The striking thing about this chart is the relationship between job openings and hires. In most occupations, the total number of hires in a month are less than the number of job openings remaining at the end of the month. Not so for construction where the number of hires is significantly higher than the month-end job openings. This indicates that construction workers are taken on relatively quickly compared to workers in other occupations.
Another difference in the construction labor market highlighted by this chart is the higher level of worker separations compared to other occupations. More on that in the next chart.
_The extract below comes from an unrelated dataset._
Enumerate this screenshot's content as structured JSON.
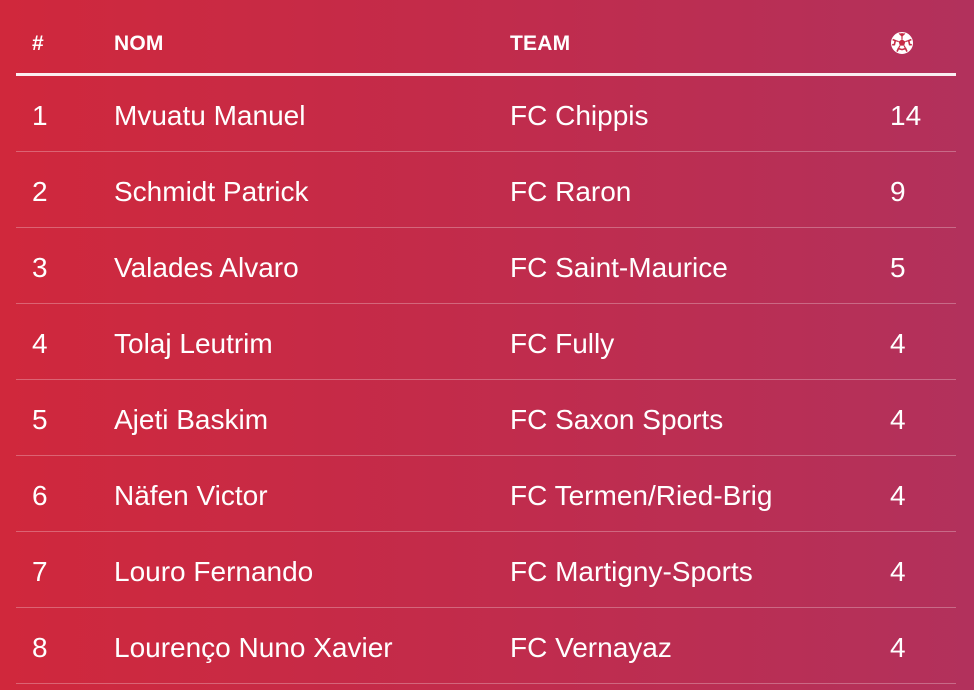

The second chart, below, shows the reasons for job separations in the construction industry compared to the reasons for all private sector employment. The striking thing about this chart is how layoffs and involuntary terminations drive job separations in construction. The business model in the industry seems to be to bring in people to work on a specific project and to let them go when the project is over. Since lots of hiring is going on all of the time, workers have an opportunity to catch on at some other project when they are let go.
The last chart shows the month by month reports on construction job openings, hires and separations. It also shows a calculation of job growth, which is just hires minus separations. It shows that, despite the churn in the construction job market, the overall number of construction jobs has been on a growth trend. In fact, another report from the BLS indicated that overall construction employment is up 4.1 percent since May, 2017 and residential construction employment is up 5.9 percent over the same time frame.